In 1892, the Bethel Baptist Church was a focal point for black members to congregate in Blythewood. Years later, the church donated 30 acres of land to build a school for the youth. In 1936, Benedict College graduate, Annie E. Hanberry, came to Blythewood.

"(She was a) Strong disciplinarian, great with leadership, and just a wonderful person," said Theodore Manning, a student of Mrs. Hanberry.

Hanberry was forced out of the Columbia teaching community, because the fact that she was married, the city didn't allow it.

Hanberry took a teaching job in a two-bedroom school in Blythewood with one other teacher, but was determined to overcome obstacles and she taught her students the same.

"She taught us that we were entitled to what the united states constitution said. That we had life, liberty, and the pursuit of happiness. (and) She made sure that she knew, that we knew, that it was part of us," Said Rody Egister, former student.

For years, Hanberry taught and fought for equality during segregation. She ensured her students received the same benefits as white schools.


"Whatever she did, that the other schools in the district had, she would make sure she would go to doctor wright and ask for the same equipment, or same things, so it would be equal," said Cecily Baxley Johnson, Hanberry's former secretary.






When Hanberry was named principal of Bethel elementary and high school, she became the first African-American woman to hold that position in South Carolina. She was also the only woman in the Palmetto Education Association, and felt it was her duty to give equal education and sports equipment to her students.

"She stood there in front of us and told us, you guys are going to have the very best equipment available because she cared so much about us," said James Woods, former student.

Hanberry's push for equality poured into discipline, as her standard of education was equaled in respect.







"She enforced it with a strap if things were not the way they were supposed to have been. I think I might have gotten it one time. That was enough for me back then, to get it there and then get it back home," said Manning.

Hanberry worked to ensure Bethel High School was one of the first to be accredited by the Southern Association of Colleges and Schools (SWCS). In 1956, the Bethel School was renamed Annie E Hanberry High School.

After many school re-alignments, the high school eventually became Blythewood High School, and Bethel Elementary School was re-named Bethel-Hanberry Elementary School.

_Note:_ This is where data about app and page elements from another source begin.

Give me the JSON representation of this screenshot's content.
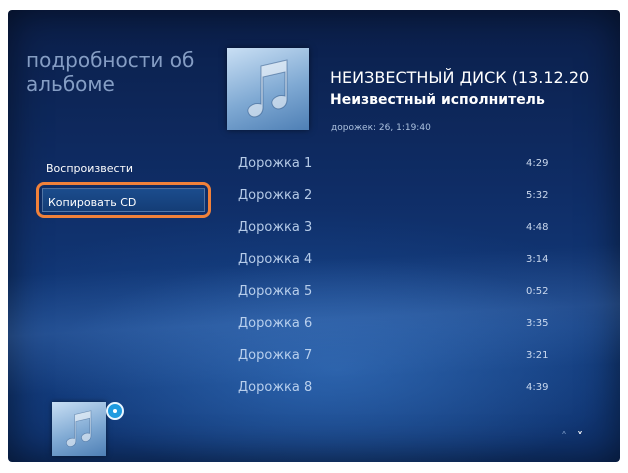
{
  "page": {
    "title": "подробности об альбоме"
  },
  "album": {
    "title": "НЕИЗВЕСТНЫЙ ДИСК (13.12.20",
    "artist": "Неизвестный исполнитель",
    "meta": "дорожек: 26, 1:19:40",
    "art_icon": "music-note-icon"
  },
  "actions": {
    "play_label": "Воспроизвести",
    "copy_label": "Копировать CD"
  },
  "highlight_color": "#f0813a",
  "tracks": [
    {
      "name": "Дорожка 1",
      "duration": "4:29"
    },
    {
      "name": "Дорожка 2",
      "duration": "5:32"
    },
    {
      "name": "Дорожка 3",
      "duration": "4:48"
    },
    {
      "name": "Дорожка 4",
      "duration": "3:14"
    },
    {
      "name": "Дорожка 5",
      "duration": "0:52"
    },
    {
      "name": "Дорожка 6",
      "duration": "3:35"
    },
    {
      "name": "Дорожка 7",
      "duration": "3:21"
    },
    {
      "name": "Дорожка 8",
      "duration": "4:39"
    }
  ],
  "scroll": {
    "up_glyph": "˄",
    "down_glyph": "˅"
  }
}
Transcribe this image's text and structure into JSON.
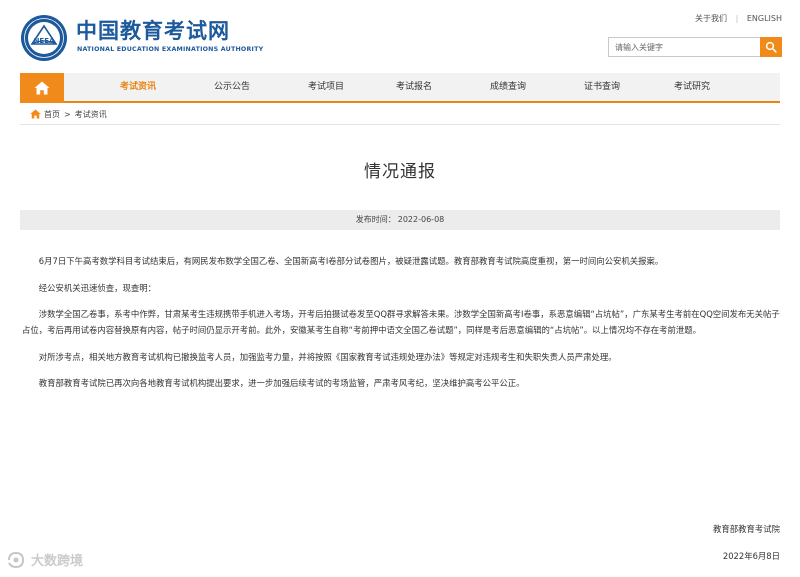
{
  "header": {
    "site_name_cn": "中国教育考试网",
    "site_name_en": "NATIONAL EDUCATION EXAMINATIONS AUTHORITY",
    "emblem_text": "NEEA",
    "top_links": {
      "about": "关于我们",
      "english": "ENGLISH"
    },
    "search": {
      "placeholder": "请输入关键字"
    }
  },
  "nav": {
    "items": [
      {
        "label": "考试资讯",
        "active": true
      },
      {
        "label": "公示公告",
        "active": false
      },
      {
        "label": "考试项目",
        "active": false
      },
      {
        "label": "考试报名",
        "active": false
      },
      {
        "label": "成绩查询",
        "active": false
      },
      {
        "label": "证书查询",
        "active": false
      },
      {
        "label": "考试研究",
        "active": false
      }
    ]
  },
  "breadcrumb": {
    "home": "首页",
    "separator": ">",
    "current": "考试资讯"
  },
  "article": {
    "title": "情况通报",
    "publish_label": "发布时间：",
    "publish_date": "2022-06-08",
    "paragraphs": [
      "6月7日下午高考数学科目考试结束后，有网民发布数学全国乙卷、全国新高考I卷部分试卷图片，被疑泄露试题。教育部教育考试院高度重视，第一时间向公安机关报案。",
      "经公安机关迅速侦查，现查明：",
      "涉数学全国乙卷事，系考中作弊，甘肃某考生违规携带手机进入考场，开考后拍摄试卷发至QQ群寻求解答未果。涉数学全国新高考I卷事，系恶意编辑“占坑帖”，广东某考生考前在QQ空间发布无关帖子占位，考后再用试卷内容替换原有内容，帖子时间仍显示开考前。此外，安徽某考生自称“考前押中语文全国乙卷试题”，同样是考后恶意编辑的“占坑帖”。以上情况均不存在考前泄题。",
      "对所涉考点，相关地方教育考试机构已撤换监考人员，加强监考力量，并将按照《国家教育考试违规处理办法》等规定对违规考生和失职失责人员严肃处理。",
      "教育部教育考试院已再次向各地教育考试机构提出要求，进一步加强后续考试的考场监管，严肃考风考纪，坚决维护高考公平公正。"
    ],
    "signature": "教育部教育考试院",
    "date": "2022年6月8日"
  },
  "watermark": {
    "text": "大数跨境"
  },
  "colors": {
    "brand_blue": "#1d5a9c",
    "accent_orange": "#f08a1a",
    "nav_bg": "#f2f2f2",
    "meta_bg": "#ececec"
  },
  "icons": {
    "home": "home-icon",
    "search": "search-icon",
    "breadcrumb_home": "home-icon",
    "emblem": "neea-emblem-icon"
  }
}
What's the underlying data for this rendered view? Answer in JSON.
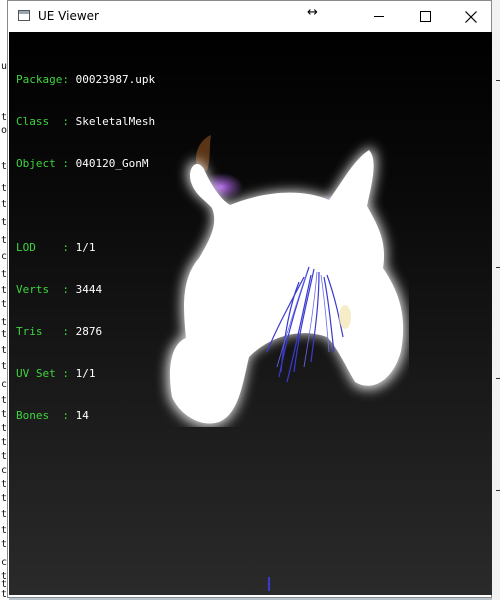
{
  "background_console": {
    "chars": [
      "u",
      "t",
      "o",
      "t",
      "t",
      "t",
      "t",
      "t",
      "c",
      "t",
      "t",
      "t",
      "t",
      "t",
      "t",
      "t",
      "c",
      "t",
      "t",
      "t",
      "t",
      "t",
      "c",
      "t",
      "t",
      "t",
      "t",
      "t",
      "c",
      "t",
      "t",
      "t"
    ]
  },
  "window": {
    "title": "UE Viewer",
    "icon": "window-icon",
    "controls": {
      "minimize": "minimize-icon",
      "maximize": "maximize-icon",
      "close": "close-icon",
      "resize": "resize-horizontal-icon"
    }
  },
  "info": {
    "package_label": "Package:",
    "package_value": "00023987.upk",
    "class_label": "Class  :",
    "class_value": "SkeletalMesh",
    "object_label": "Object :",
    "object_value": "040120_GonM",
    "lod_label": "LOD    :",
    "lod_value": "1/1",
    "verts_label": "Verts  :",
    "verts_value": "3444",
    "tris_label": "Tris   :",
    "tris_value": "2876",
    "uvset_label": "UV Set :",
    "uvset_value": "1/1",
    "bones_label": "Bones  :",
    "bones_value": "14"
  },
  "colors": {
    "label_green": "#3fd43f",
    "value_white": "#ffffff",
    "viewport_top": "#000000",
    "viewport_bottom": "#2a2a2a",
    "hair_blue": "#3a3ad0"
  }
}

In 1972, Hanberry retired after 50 years of teaching, 35 of them in Richland District Two.

She later became the first recipient of the Alex English Humanitarian Award and was inducted into the Richland District Two Order of the Flame.

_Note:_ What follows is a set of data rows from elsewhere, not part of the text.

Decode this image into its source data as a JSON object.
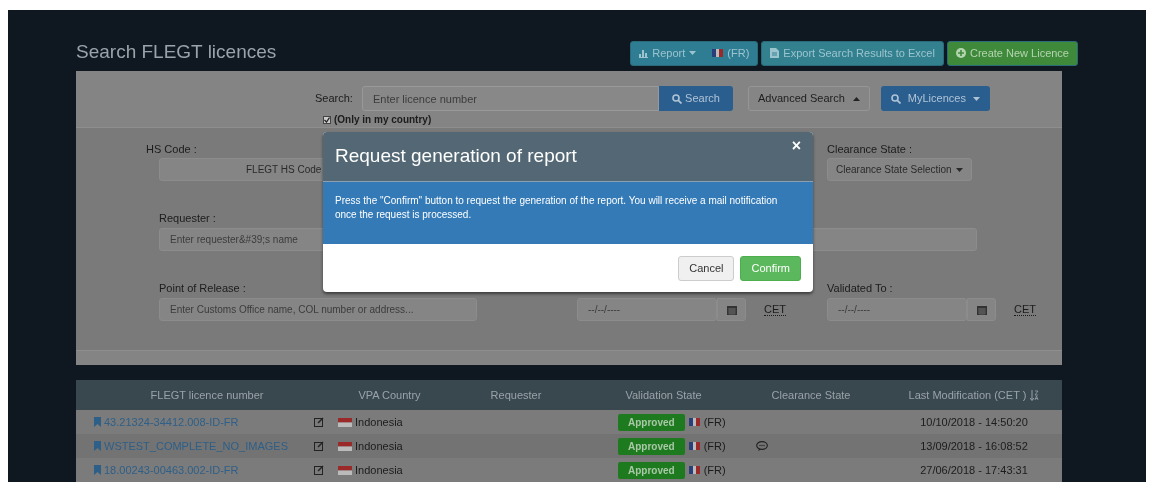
{
  "title": "Search FLEGT licences",
  "header_buttons": [
    {
      "kind": "report",
      "label": "Report",
      "suffix": "(FR)"
    },
    {
      "kind": "export",
      "label": "Export Search Results to Excel"
    },
    {
      "kind": "create",
      "label": "Create New Licence"
    }
  ],
  "search": {
    "label": "Search:",
    "placeholder": "Enter licence number",
    "button": "Search",
    "only_my_country": {
      "label": "(Only in my country)",
      "checked": true
    },
    "advanced_search": "Advanced Search",
    "my_licences": "MyLicences"
  },
  "filters": {
    "hs_code": {
      "label": "HS Code :",
      "button": "FLEGT HS Code"
    },
    "clearance_state": {
      "label": "Clearance State :",
      "button": "Clearance State Selection"
    },
    "requester": {
      "label": "Requester :",
      "placeholder": "Enter requester&#39;s name"
    },
    "point_of_release": {
      "label": "Point of Release :",
      "placeholder": "Enter Customs Office name, COL number or address..."
    },
    "validated_from": {
      "placeholder": "--/--/----",
      "timezone": "CET"
    },
    "validated_to": {
      "label": "Validated To :",
      "placeholder": "--/--/----",
      "timezone": "CET"
    }
  },
  "table": {
    "columns": [
      "FLEGT licence number",
      "VPA Country",
      "Requester",
      "Validation State",
      "Clearance State",
      "Last Modification (CET )"
    ],
    "rows": [
      {
        "number": "43.21324-34412.008-ID-FR",
        "country": "Indonesia",
        "validation_state": "Approved",
        "validation_country": "(FR)",
        "has_comment": false,
        "last_modified": "10/10/2018 - 14:50:20"
      },
      {
        "number": "WSTEST_COMPLETE_NO_IMAGES",
        "country": "Indonesia",
        "validation_state": "Approved",
        "validation_country": "(FR)",
        "has_comment": true,
        "last_modified": "13/09/2018 - 16:08:52"
      },
      {
        "number": "18.00243-00463.002-ID-FR",
        "country": "Indonesia",
        "validation_state": "Approved",
        "validation_country": "(FR)",
        "has_comment": false,
        "last_modified": "27/06/2018 - 17:43:31"
      }
    ]
  },
  "modal": {
    "title": "Request generation of report",
    "close": "×",
    "message": "Press the \"Confirm\" button to request the generation of the report. You will receive a mail notification once the request is processed.",
    "buttons": [
      {
        "kind": "cancel",
        "label": "Cancel"
      },
      {
        "kind": "confirm",
        "label": "Confirm"
      }
    ]
  }
}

"Black History Month, or whatever you want to call it, every day is Black History Month, we make history every day," said Larry Griffin, former student.